▶ **Work request**
Here is the listing. Report each line in it that contains the string "notes".

┌──

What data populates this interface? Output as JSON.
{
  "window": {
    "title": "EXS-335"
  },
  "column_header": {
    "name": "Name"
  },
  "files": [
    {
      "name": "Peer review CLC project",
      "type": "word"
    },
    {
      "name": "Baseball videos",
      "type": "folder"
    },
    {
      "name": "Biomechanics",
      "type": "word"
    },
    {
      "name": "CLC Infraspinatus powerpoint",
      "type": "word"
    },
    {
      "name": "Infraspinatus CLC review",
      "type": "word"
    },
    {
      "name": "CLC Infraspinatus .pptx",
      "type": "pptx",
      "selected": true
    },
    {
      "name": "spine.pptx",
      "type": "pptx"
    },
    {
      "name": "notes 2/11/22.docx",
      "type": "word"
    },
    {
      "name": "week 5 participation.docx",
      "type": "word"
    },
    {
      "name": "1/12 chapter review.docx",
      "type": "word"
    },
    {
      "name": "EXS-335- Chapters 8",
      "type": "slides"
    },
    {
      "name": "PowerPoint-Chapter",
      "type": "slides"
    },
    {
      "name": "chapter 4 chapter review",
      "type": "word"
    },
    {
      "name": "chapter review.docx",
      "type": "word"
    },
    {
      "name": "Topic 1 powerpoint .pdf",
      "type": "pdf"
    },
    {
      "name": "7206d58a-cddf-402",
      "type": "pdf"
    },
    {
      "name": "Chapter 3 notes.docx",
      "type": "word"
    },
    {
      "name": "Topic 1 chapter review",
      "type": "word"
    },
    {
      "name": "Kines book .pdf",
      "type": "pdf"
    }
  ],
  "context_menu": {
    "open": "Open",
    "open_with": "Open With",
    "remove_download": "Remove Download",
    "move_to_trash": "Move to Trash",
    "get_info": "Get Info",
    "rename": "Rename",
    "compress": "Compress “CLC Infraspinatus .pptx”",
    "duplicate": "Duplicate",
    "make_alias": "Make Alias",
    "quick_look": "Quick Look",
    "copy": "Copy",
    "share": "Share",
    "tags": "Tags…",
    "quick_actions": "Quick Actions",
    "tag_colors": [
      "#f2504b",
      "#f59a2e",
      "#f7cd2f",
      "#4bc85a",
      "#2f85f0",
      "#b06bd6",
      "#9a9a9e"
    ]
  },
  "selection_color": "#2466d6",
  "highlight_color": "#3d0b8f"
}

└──

▶ **Answer to this exercise**
      "name": "notes 2/11/22.docx",
      "name": "Chapter 3 notes.docx",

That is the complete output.